Problem to work on:
In the data below, how many lines include the word "title"? Give only the number.

Supplied records:
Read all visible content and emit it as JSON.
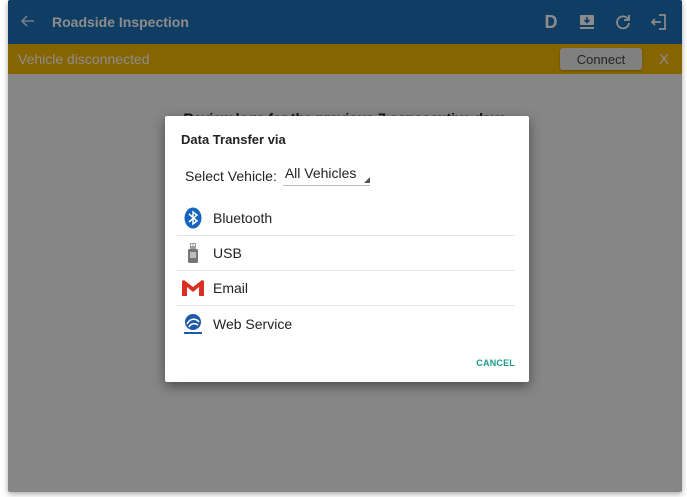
{
  "header": {
    "back_icon": "arrow-left-icon",
    "title": "Roadside Inspection",
    "icons": {
      "d_label": "D",
      "transfer_icon": "data-transfer-icon",
      "refresh_icon": "refresh-icon",
      "logout_icon": "logout-icon"
    },
    "bar_color": "#1e6fb5"
  },
  "status": {
    "text": "Vehicle disconnected",
    "connect_label": "Connect",
    "dismiss_label": "X",
    "bar_color": "#f5b800"
  },
  "main": {
    "review_text": "Review logs for the previous 7 consecutive days"
  },
  "dialog": {
    "title": "Data Transfer via",
    "vehicle_label": "Select Vehicle:",
    "vehicle_value": "All Vehicles",
    "options": [
      {
        "label": "Bluetooth",
        "icon": "bluetooth-icon"
      },
      {
        "label": "USB",
        "icon": "usb-drive-icon"
      },
      {
        "label": "Email",
        "icon": "gmail-icon"
      },
      {
        "label": "Web Service",
        "icon": "fmcsa-icon"
      }
    ],
    "cancel_label": "CANCEL",
    "cancel_color": "#1a9a8a"
  }
}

Your response:
2